Tales of Escape – SwakopmundNovember 4, 2021
Lüderitz…the Diamond of Namibia!November 4, 2021
Appreciate what you have before it’s gone. We often hear this phrase but how often do we have the opportunity to act on this good piece of advice? The Shipwrecks and Diamonds Tour, recently launched by Sandwich Harbour 4×4, provides an opportunity to explore decaying shipwrecks and the historical diamond mining settlements of yesteryear, now ghost towns, in the central Namib before they are completely reclaimed by the unrelenting desert.
The Haunting Legacy of the Skeleton Coast
Namibia’s coastline is notorious for bad luck when it comes to ships. Called the Skeleton Coast, it is the graveyard of an estimated 500 ships, wrecked as a result of infamous rough seas, roaring winds, strong ocean currents and thick mists which can envelop the world in an instant. Making it to shore didn’t improve the lot of hapless castaways either because they had to contend with the Namib Desert. Dune belts that stretch as far as the eye can see in some places and vast barren gravel plains in others, mostly devoid of any surface water.
Yet, the Namib and the adjacent Atlantic coastline have an oddly mesmerizing effect. The desert has a striking beauty that can only be fully understood once you have spent some time there, and the isolation has a way of lifting stress from weary minds like the sun dissolving the fog. Life is found in odd places, from wandering jackals on salt pans to gemsbok trekking across dunes to the fascinating array of desert plants like the endemic !Nara. It also holds tales of the shipwrecks and the hopeful diamond miners who established tiny settlements, braving the harsh elements for the lure of potential riches.
Forgotten Mining Settlements: Echoes of Diamond Rush
The German Colonial Government at the time proclaimed a no-entry area, a Sperrgebiet, stretching 100 km inland from the coast between 26 degrees south and the country’s southern border. This forced prospectors to move north of this area and deep into the inhospitable Namib. When diamonds were discovered at Spencer Bay and between Meob and the Conception Bay area, the small mining settlements of Holsatia, Charlottenfelder and Grillenberger were established. An incredible feat, as no form of engine-driven transport was available during the first years. Oxwagons fitted with special, wide iron bands to make it through the sandy ground were used to transport everything from construction material to mining equipment and supplies. After the invasion of Union troops in the early stages of WWI in 1914, all of these places were abandoned.
Preserving the Fragile Echoes of Time
Participants in the excursion have the opportunity to explore Fischersbrunn, a source of freshwater during the mining years, and Meob Bay which served as a landing site for people and equipment, as well as Grillenberger, Charlottenfelder and Holsatia.
Nights are spent at Namab, a rustic tented camp at Meob Bay. With its close proximity to the ocean in the west and picturesque views across the dunes to the east, it is the perfect place to decompress after each day’s adventure and experience the beauty of desert nights.
The hostile environment of pounding winds, an unforgiving sun and a high rust factor has, however, taken its toll on the buildings and wrecks over the decades.

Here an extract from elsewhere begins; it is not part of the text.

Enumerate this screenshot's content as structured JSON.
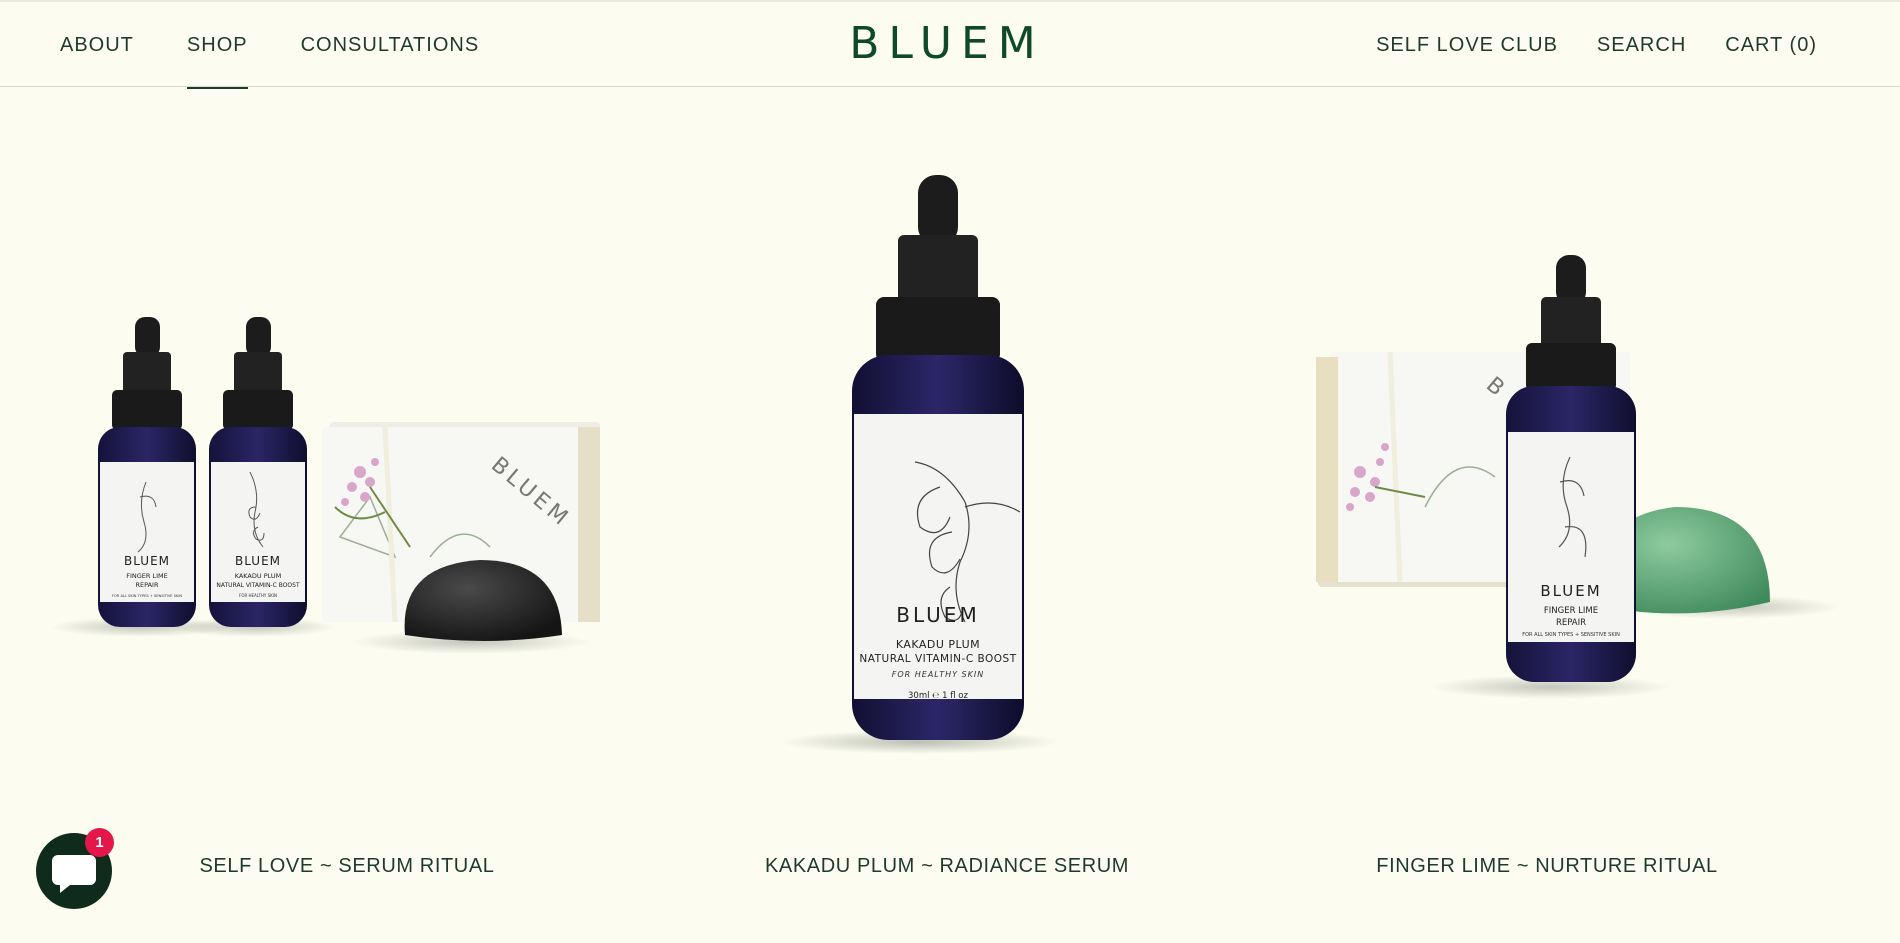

Deterioration is evident from one year to the next. This means that the time to visit and appreciate these historical time capsules, or what is left of them, is now, before they, too, will be gone forever. TNN
DID YOU KNOW?
Sandwich Harbour 4×4 recently launched another two exciting excursions.
The Shipwreck Sandwich Harbour Excursion is a day tour that combines a trip to the scenic beauty and wildlife of the Kuiseb Delta and Sandwich Harbour with a visit to the Shawnee wreck.
The Sunset Photography Excursion to Sandwich Harbour offers the opportunity to capture Sandwich Harbour and the surrounding areas for the most stunning photos during the golden hour. Each tour is led by a photography guide.
For more info visit www.www.sandwich-harbour.com
Text & Photographs Le Roux van Schalkwyk